Copying task for the records below: reproduce each one exactly and drop the pictures.

[Information Boundary: Start]

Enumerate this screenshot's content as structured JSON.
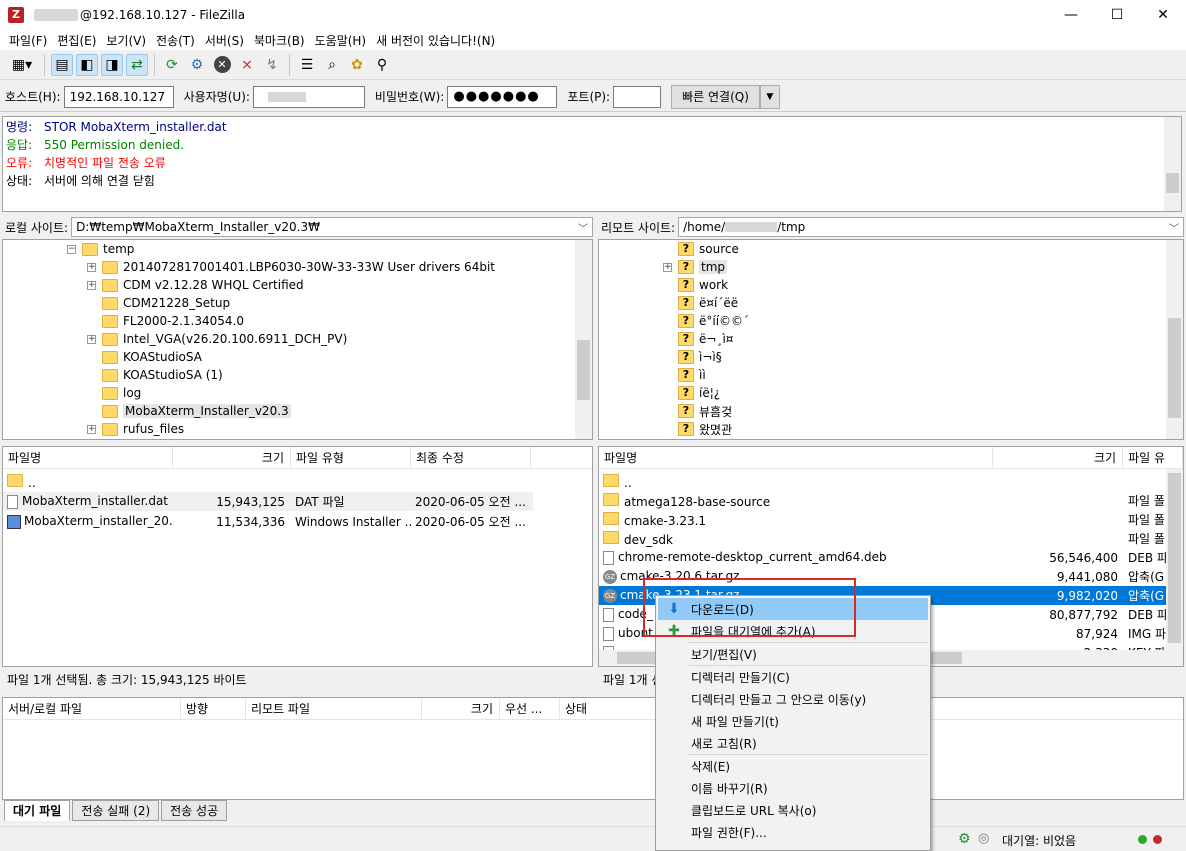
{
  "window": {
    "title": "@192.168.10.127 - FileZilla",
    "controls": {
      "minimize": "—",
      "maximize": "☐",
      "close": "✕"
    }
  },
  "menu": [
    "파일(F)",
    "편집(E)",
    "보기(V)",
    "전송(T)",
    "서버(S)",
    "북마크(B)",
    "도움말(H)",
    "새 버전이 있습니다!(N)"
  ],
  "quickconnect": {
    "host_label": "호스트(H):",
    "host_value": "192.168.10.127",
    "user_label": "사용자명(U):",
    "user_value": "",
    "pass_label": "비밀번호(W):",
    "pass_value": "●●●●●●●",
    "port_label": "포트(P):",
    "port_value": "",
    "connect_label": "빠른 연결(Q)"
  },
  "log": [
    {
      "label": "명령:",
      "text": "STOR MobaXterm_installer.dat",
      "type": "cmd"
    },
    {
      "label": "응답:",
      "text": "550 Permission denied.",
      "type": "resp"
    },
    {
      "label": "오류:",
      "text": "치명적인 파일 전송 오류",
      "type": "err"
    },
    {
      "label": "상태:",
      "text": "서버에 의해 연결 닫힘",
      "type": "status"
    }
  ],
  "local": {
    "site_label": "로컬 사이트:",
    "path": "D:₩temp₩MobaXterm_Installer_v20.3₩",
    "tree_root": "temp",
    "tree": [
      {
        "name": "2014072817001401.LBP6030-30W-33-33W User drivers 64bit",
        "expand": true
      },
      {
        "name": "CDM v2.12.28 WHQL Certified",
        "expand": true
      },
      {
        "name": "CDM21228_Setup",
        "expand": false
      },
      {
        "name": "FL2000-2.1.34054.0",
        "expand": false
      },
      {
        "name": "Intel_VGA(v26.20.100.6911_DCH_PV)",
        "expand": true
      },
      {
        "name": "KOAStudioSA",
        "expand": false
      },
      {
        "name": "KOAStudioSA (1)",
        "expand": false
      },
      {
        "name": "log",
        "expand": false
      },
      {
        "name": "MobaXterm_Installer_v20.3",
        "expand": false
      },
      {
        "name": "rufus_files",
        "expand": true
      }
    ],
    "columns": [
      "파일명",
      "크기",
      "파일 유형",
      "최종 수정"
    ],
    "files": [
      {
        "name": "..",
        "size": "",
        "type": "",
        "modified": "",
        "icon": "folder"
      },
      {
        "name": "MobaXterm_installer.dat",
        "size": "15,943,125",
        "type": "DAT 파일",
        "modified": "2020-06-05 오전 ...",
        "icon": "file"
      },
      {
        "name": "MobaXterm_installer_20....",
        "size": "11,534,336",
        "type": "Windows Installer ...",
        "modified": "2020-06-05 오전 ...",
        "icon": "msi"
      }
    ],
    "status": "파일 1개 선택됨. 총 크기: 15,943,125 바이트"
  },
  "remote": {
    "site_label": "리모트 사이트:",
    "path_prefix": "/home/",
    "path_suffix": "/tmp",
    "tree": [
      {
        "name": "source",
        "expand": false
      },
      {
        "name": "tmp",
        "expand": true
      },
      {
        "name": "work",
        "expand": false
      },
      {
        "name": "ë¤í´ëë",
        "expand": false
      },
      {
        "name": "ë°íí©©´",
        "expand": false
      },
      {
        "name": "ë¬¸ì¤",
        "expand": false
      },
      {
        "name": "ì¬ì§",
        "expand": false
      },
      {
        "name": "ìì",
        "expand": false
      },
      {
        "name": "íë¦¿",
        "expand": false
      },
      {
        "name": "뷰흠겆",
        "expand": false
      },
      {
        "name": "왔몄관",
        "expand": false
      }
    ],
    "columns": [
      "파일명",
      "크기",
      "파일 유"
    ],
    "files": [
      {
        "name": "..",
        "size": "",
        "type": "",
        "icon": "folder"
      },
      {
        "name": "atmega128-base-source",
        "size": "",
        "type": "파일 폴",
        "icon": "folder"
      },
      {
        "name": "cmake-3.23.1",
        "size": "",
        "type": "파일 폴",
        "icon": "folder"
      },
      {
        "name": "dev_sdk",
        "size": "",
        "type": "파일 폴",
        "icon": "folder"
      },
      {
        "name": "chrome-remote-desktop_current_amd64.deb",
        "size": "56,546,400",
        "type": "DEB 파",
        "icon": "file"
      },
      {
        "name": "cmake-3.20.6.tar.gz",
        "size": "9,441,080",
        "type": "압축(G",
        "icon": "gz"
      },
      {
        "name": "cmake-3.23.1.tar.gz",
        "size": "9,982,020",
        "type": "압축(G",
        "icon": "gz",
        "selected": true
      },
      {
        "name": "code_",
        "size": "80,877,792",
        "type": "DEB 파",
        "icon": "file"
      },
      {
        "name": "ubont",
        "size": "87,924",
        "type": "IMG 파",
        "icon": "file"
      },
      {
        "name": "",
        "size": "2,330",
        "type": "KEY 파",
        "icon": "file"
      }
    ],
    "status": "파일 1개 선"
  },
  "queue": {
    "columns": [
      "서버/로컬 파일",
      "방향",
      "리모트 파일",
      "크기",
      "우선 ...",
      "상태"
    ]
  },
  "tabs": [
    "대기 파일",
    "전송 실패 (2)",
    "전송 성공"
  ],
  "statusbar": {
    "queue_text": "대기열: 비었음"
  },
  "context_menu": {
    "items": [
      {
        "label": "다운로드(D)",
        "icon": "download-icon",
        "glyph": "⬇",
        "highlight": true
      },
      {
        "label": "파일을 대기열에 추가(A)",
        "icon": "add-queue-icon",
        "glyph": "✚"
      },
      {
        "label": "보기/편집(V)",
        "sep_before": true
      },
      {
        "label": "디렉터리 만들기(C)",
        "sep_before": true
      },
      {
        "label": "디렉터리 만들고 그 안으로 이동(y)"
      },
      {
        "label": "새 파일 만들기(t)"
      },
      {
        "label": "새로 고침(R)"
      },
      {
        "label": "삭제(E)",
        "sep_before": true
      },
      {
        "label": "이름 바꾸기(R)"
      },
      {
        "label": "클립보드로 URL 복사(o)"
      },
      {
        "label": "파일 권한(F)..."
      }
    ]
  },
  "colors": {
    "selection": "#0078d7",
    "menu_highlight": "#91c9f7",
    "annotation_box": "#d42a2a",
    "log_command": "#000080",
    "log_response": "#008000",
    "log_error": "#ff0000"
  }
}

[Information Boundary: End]

Problem solution:
Enumerate this screenshot's content as structured JSON.
{
  "window": {
    "title": "@192.168.10.127 - FileZilla",
    "controls": {
      "minimize": "—",
      "maximize": "☐",
      "close": "✕"
    }
  },
  "menu": [
    "파일(F)",
    "편집(E)",
    "보기(V)",
    "전송(T)",
    "서버(S)",
    "북마크(B)",
    "도움말(H)",
    "새 버전이 있습니다!(N)"
  ],
  "quickconnect": {
    "host_label": "호스트(H):",
    "host_value": "192.168.10.127",
    "user_label": "사용자명(U):",
    "user_value": "",
    "pass_label": "비밀번호(W):",
    "pass_value": "●●●●●●●",
    "port_label": "포트(P):",
    "port_value": "",
    "connect_label": "빠른 연결(Q)"
  },
  "log": [
    {
      "label": "명령:",
      "text": "STOR MobaXterm_installer.dat",
      "type": "cmd"
    },
    {
      "label": "응답:",
      "text": "550 Permission denied.",
      "type": "resp"
    },
    {
      "label": "오류:",
      "text": "치명적인 파일 전송 오류",
      "type": "err"
    },
    {
      "label": "상태:",
      "text": "서버에 의해 연결 닫힘",
      "type": "status"
    }
  ],
  "local": {
    "site_label": "로컬 사이트:",
    "path": "D:₩temp₩MobaXterm_Installer_v20.3₩",
    "tree_root": "temp",
    "tree": [
      {
        "name": "2014072817001401.LBP6030-30W-33-33W User drivers 64bit",
        "expand": true
      },
      {
        "name": "CDM v2.12.28 WHQL Certified",
        "expand": true
      },
      {
        "name": "CDM21228_Setup",
        "expand": false
      },
      {
        "name": "FL2000-2.1.34054.0",
        "expand": false
      },
      {
        "name": "Intel_VGA(v26.20.100.6911_DCH_PV)",
        "expand": true
      },
      {
        "name": "KOAStudioSA",
        "expand": false
      },
      {
        "name": "KOAStudioSA (1)",
        "expand": false
      },
      {
        "name": "log",
        "expand": false
      },
      {
        "name": "MobaXterm_Installer_v20.3",
        "expand": false
      },
      {
        "name": "rufus_files",
        "expand": true
      }
    ],
    "columns": [
      "파일명",
      "크기",
      "파일 유형",
      "최종 수정"
    ],
    "files": [
      {
        "name": "..",
        "size": "",
        "type": "",
        "modified": "",
        "icon": "folder"
      },
      {
        "name": "MobaXterm_installer.dat",
        "size": "15,943,125",
        "type": "DAT 파일",
        "modified": "2020-06-05 오전 ...",
        "icon": "file"
      },
      {
        "name": "MobaXterm_installer_20....",
        "size": "11,534,336",
        "type": "Windows Installer ...",
        "modified": "2020-06-05 오전 ...",
        "icon": "msi"
      }
    ],
    "status": "파일 1개 선택됨. 총 크기: 15,943,125 바이트"
  },
  "remote": {
    "site_label": "리모트 사이트:",
    "path_prefix": "/home/",
    "path_suffix": "/tmp",
    "tree": [
      {
        "name": "source",
        "expand": false
      },
      {
        "name": "tmp",
        "expand": true
      },
      {
        "name": "work",
        "expand": false
      },
      {
        "name": "ë¤í´ëë",
        "expand": false
      },
      {
        "name": "ë°íí©©´",
        "expand": false
      },
      {
        "name": "ë¬¸ì¤",
        "expand": false
      },
      {
        "name": "ì¬ì§",
        "expand": false
      },
      {
        "name": "ìì",
        "expand": false
      },
      {
        "name": "íë¦¿",
        "expand": false
      },
      {
        "name": "뷰흠겆",
        "expand": false
      },
      {
        "name": "왔몄관",
        "expand": false
      }
    ],
    "columns": [
      "파일명",
      "크기",
      "파일 유"
    ],
    "files": [
      {
        "name": "..",
        "size": "",
        "type": "",
        "icon": "folder"
      },
      {
        "name": "atmega128-base-source",
        "size": "",
        "type": "파일 폴",
        "icon": "folder"
      },
      {
        "name": "cmake-3.23.1",
        "size": "",
        "type": "파일 폴",
        "icon": "folder"
      },
      {
        "name": "dev_sdk",
        "size": "",
        "type": "파일 폴",
        "icon": "folder"
      },
      {
        "name": "chrome-remote-desktop_current_amd64.deb",
        "size": "56,546,400",
        "type": "DEB 파",
        "icon": "file"
      },
      {
        "name": "cmake-3.20.6.tar.gz",
        "size": "9,441,080",
        "type": "압축(G",
        "icon": "gz"
      },
      {
        "name": "cmake-3.23.1.tar.gz",
        "size": "9,982,020",
        "type": "압축(G",
        "icon": "gz",
        "selected": true
      },
      {
        "name": "code_",
        "size": "80,877,792",
        "type": "DEB 파",
        "icon": "file"
      },
      {
        "name": "ubont",
        "size": "87,924",
        "type": "IMG 파",
        "icon": "file"
      },
      {
        "name": "",
        "size": "2,330",
        "type": "KEY 파",
        "icon": "file"
      }
    ],
    "status": "파일 1개 선"
  },
  "queue": {
    "columns": [
      "서버/로컬 파일",
      "방향",
      "리모트 파일",
      "크기",
      "우선 ...",
      "상태"
    ]
  },
  "tabs": [
    "대기 파일",
    "전송 실패 (2)",
    "전송 성공"
  ],
  "statusbar": {
    "queue_text": "대기열: 비었음"
  },
  "context_menu": {
    "items": [
      {
        "label": "다운로드(D)",
        "icon": "download-icon",
        "glyph": "⬇",
        "highlight": true
      },
      {
        "label": "파일을 대기열에 추가(A)",
        "icon": "add-queue-icon",
        "glyph": "✚"
      },
      {
        "label": "보기/편집(V)",
        "sep_before": true
      },
      {
        "label": "디렉터리 만들기(C)",
        "sep_before": true
      },
      {
        "label": "디렉터리 만들고 그 안으로 이동(y)"
      },
      {
        "label": "새 파일 만들기(t)"
      },
      {
        "label": "새로 고침(R)"
      },
      {
        "label": "삭제(E)",
        "sep_before": true
      },
      {
        "label": "이름 바꾸기(R)"
      },
      {
        "label": "클립보드로 URL 복사(o)"
      },
      {
        "label": "파일 권한(F)..."
      }
    ]
  },
  "colors": {
    "selection": "#0078d7",
    "menu_highlight": "#91c9f7",
    "annotation_box": "#d42a2a",
    "log_command": "#000080",
    "log_response": "#008000",
    "log_error": "#ff0000"
  }
}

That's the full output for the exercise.